* ABOUT THIS EXERCISE: Print every entry below again. Nothing may differ from the original.

* EXERCISE INPUT:
──────────────────────────────
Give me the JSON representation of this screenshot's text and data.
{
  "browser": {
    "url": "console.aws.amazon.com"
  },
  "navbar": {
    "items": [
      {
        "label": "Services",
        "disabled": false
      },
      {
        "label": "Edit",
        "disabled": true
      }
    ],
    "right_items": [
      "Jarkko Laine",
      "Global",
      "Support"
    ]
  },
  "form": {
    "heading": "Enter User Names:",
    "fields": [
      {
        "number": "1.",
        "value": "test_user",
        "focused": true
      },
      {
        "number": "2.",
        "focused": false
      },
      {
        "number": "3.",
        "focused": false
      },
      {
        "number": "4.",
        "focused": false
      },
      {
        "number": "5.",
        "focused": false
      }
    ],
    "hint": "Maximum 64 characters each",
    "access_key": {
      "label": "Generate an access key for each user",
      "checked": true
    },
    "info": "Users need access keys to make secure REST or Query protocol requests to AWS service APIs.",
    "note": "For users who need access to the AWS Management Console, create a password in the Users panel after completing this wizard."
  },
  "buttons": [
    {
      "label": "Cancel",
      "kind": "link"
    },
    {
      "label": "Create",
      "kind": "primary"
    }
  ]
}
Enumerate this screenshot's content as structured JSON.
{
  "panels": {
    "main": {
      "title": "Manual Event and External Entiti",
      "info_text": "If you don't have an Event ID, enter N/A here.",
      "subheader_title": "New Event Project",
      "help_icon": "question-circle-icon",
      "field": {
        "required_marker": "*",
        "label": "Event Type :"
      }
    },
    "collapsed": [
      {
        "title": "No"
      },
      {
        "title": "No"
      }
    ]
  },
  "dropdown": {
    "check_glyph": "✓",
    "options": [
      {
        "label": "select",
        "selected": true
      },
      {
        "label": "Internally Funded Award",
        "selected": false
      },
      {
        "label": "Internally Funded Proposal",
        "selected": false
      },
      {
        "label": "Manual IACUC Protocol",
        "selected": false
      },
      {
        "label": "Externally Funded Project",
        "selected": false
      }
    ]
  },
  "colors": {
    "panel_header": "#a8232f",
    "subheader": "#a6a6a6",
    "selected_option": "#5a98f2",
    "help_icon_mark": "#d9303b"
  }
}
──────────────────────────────
* ANSWER TO THE PROBLEM:
Give me the JSON representation of this screenshot's text and data.
{
  "browser": {
    "url": "console.aws.amazon.com"
  },
  "navbar": {
    "items": [
      {
        "label": "Services",
        "disabled": false
      },
      {
        "label": "Edit",
        "disabled": true
      }
    ],
    "right_items": [
      "Jarkko Laine",
      "Global",
      "Support"
    ]
  },
  "form": {
    "heading": "Enter User Names:",
    "fields": [
      {
        "number": "1.",
        "value": "test_user",
        "focused": true
      },
      {
        "number": "2.",
        "focused": false
      },
      {
        "number": "3.",
        "focused": false
      },
      {
        "number": "4.",
        "focused": false
      },
      {
        "number": "5.",
        "focused": false
      }
    ],
    "hint": "Maximum 64 characters each",
    "access_key": {
      "label": "Generate an access key for each user",
      "checked": true
    },
    "info": "Users need access keys to make secure REST or Query protocol requests to AWS service APIs.",
    "note": "For users who need access to the AWS Management Console, create a password in the Users panel after completing this wizard."
  },
  "buttons": [
    {
      "label": "Cancel",
      "kind": "link"
    },
    {
      "label": "Create",
      "kind": "primary"
    }
  ]
}
Enumerate this screenshot's content as structured JSON.
{
  "panels": {
    "main": {
      "title": "Manual Event and External Entiti",
      "info_text": "If you don't have an Event ID, enter N/A here.",
      "subheader_title": "New Event Project",
      "help_icon": "question-circle-icon",
      "field": {
        "required_marker": "*",
        "label": "Event Type :"
      }
    },
    "collapsed": [
      {
        "title": "No"
      },
      {
        "title": "No"
      }
    ]
  },
  "dropdown": {
    "check_glyph": "✓",
    "options": [
      {
        "label": "select",
        "selected": true
      },
      {
        "label": "Internally Funded Award",
        "selected": false
      },
      {
        "label": "Internally Funded Proposal",
        "selected": false
      },
      {
        "label": "Manual IACUC Protocol",
        "selected": false
      },
      {
        "label": "Externally Funded Project",
        "selected": false
      }
    ]
  },
  "colors": {
    "panel_header": "#a8232f",
    "subheader": "#a6a6a6",
    "selected_option": "#5a98f2",
    "help_icon_mark": "#d9303b"
  }
}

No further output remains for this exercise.